| What you have to do |
Retype the entries in full, exactly.

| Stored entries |
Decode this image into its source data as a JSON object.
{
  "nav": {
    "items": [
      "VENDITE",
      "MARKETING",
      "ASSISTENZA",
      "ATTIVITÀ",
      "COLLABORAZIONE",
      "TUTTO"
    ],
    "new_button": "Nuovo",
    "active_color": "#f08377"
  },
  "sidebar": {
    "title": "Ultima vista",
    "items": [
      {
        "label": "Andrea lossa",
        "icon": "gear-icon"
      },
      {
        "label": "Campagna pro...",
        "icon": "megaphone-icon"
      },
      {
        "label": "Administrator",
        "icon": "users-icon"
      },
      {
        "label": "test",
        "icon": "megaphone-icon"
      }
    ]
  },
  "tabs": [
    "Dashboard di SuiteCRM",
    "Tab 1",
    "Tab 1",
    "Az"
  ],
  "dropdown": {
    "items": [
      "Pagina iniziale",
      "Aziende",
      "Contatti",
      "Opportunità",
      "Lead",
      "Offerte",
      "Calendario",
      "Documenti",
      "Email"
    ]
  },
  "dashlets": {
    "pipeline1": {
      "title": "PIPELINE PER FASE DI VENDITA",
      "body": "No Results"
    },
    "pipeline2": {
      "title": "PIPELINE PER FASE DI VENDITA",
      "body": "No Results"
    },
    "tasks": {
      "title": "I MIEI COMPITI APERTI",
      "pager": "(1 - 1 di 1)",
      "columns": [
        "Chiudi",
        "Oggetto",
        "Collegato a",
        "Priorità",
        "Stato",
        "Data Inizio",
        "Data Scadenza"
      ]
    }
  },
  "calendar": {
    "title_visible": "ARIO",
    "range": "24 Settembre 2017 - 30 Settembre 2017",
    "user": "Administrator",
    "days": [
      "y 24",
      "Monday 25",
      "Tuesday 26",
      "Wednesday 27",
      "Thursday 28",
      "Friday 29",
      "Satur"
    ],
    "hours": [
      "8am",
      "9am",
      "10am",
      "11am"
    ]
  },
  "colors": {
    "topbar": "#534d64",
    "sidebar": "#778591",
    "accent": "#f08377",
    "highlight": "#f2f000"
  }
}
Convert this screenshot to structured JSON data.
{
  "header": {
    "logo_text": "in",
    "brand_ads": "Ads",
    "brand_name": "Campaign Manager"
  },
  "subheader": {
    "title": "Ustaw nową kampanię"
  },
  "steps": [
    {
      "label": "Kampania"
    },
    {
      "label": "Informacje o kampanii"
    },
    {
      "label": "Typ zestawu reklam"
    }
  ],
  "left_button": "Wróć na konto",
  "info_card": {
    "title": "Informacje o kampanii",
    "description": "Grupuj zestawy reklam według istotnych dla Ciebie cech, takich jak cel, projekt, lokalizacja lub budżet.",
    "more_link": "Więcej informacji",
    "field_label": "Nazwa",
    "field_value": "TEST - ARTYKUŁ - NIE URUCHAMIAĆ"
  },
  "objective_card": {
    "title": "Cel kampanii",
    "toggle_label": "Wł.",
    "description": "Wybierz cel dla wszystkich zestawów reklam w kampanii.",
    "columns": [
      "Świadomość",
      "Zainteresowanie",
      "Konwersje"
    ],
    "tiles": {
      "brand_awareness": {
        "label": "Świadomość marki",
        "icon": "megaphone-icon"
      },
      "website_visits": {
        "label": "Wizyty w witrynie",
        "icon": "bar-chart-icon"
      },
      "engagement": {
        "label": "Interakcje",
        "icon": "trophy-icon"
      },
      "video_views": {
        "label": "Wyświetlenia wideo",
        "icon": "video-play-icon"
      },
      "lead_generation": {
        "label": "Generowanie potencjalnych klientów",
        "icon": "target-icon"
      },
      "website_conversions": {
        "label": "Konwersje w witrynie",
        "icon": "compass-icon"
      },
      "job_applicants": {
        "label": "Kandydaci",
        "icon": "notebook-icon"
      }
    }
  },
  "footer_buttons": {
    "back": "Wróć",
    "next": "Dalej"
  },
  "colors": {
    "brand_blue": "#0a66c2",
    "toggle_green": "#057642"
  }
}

| Answer below |
Decode this image into its source data as a JSON object.
{
  "nav": {
    "items": [
      "VENDITE",
      "MARKETING",
      "ASSISTENZA",
      "ATTIVITÀ",
      "COLLABORAZIONE",
      "TUTTO"
    ],
    "new_button": "Nuovo",
    "active_color": "#f08377"
  },
  "sidebar": {
    "title": "Ultima vista",
    "items": [
      {
        "label": "Andrea lossa",
        "icon": "gear-icon"
      },
      {
        "label": "Campagna pro...",
        "icon": "megaphone-icon"
      },
      {
        "label": "Administrator",
        "icon": "users-icon"
      },
      {
        "label": "test",
        "icon": "megaphone-icon"
      }
    ]
  },
  "tabs": [
    "Dashboard di SuiteCRM",
    "Tab 1",
    "Tab 1",
    "Az"
  ],
  "dropdown": {
    "items": [
      "Pagina iniziale",
      "Aziende",
      "Contatti",
      "Opportunità",
      "Lead",
      "Offerte",
      "Calendario",
      "Documenti",
      "Email"
    ]
  },
  "dashlets": {
    "pipeline1": {
      "title": "PIPELINE PER FASE DI VENDITA",
      "body": "No Results"
    },
    "pipeline2": {
      "title": "PIPELINE PER FASE DI VENDITA",
      "body": "No Results"
    },
    "tasks": {
      "title": "I MIEI COMPITI APERTI",
      "pager": "(1 - 1 di 1)",
      "columns": [
        "Chiudi",
        "Oggetto",
        "Collegato a",
        "Priorità",
        "Stato",
        "Data Inizio",
        "Data Scadenza"
      ]
    }
  },
  "calendar": {
    "title_visible": "ARIO",
    "range": "24 Settembre 2017 - 30 Settembre 2017",
    "user": "Administrator",
    "days": [
      "y 24",
      "Monday 25",
      "Tuesday 26",
      "Wednesday 27",
      "Thursday 28",
      "Friday 29",
      "Satur"
    ],
    "hours": [
      "8am",
      "9am",
      "10am",
      "11am"
    ]
  },
  "colors": {
    "topbar": "#534d64",
    "sidebar": "#778591",
    "accent": "#f08377",
    "highlight": "#f2f000"
  }
}
Convert this screenshot to structured JSON data.
{
  "header": {
    "logo_text": "in",
    "brand_ads": "Ads",
    "brand_name": "Campaign Manager"
  },
  "subheader": {
    "title": "Ustaw nową kampanię"
  },
  "steps": [
    {
      "label": "Kampania"
    },
    {
      "label": "Informacje o kampanii"
    },
    {
      "label": "Typ zestawu reklam"
    }
  ],
  "left_button": "Wróć na konto",
  "info_card": {
    "title": "Informacje o kampanii",
    "description": "Grupuj zestawy reklam według istotnych dla Ciebie cech, takich jak cel, projekt, lokalizacja lub budżet.",
    "more_link": "Więcej informacji",
    "field_label": "Nazwa",
    "field_value": "TEST - ARTYKUŁ - NIE URUCHAMIAĆ"
  },
  "objective_card": {
    "title": "Cel kampanii",
    "toggle_label": "Wł.",
    "description": "Wybierz cel dla wszystkich zestawów reklam w kampanii.",
    "columns": [
      "Świadomość",
      "Zainteresowanie",
      "Konwersje"
    ],
    "tiles": {
      "brand_awareness": {
        "label": "Świadomość marki",
        "icon": "megaphone-icon"
      },
      "website_visits": {
        "label": "Wizyty w witrynie",
        "icon": "bar-chart-icon"
      },
      "engagement": {
        "label": "Interakcje",
        "icon": "trophy-icon"
      },
      "video_views": {
        "label": "Wyświetlenia wideo",
        "icon": "video-play-icon"
      },
      "lead_generation": {
        "label": "Generowanie potencjalnych klientów",
        "icon": "target-icon"
      },
      "website_conversions": {
        "label": "Konwersje w witrynie",
        "icon": "compass-icon"
      },
      "job_applicants": {
        "label": "Kandydaci",
        "icon": "notebook-icon"
      }
    }
  },
  "footer_buttons": {
    "back": "Wróć",
    "next": "Dalej"
  },
  "colors": {
    "brand_blue": "#0a66c2",
    "toggle_green": "#057642"
  }
}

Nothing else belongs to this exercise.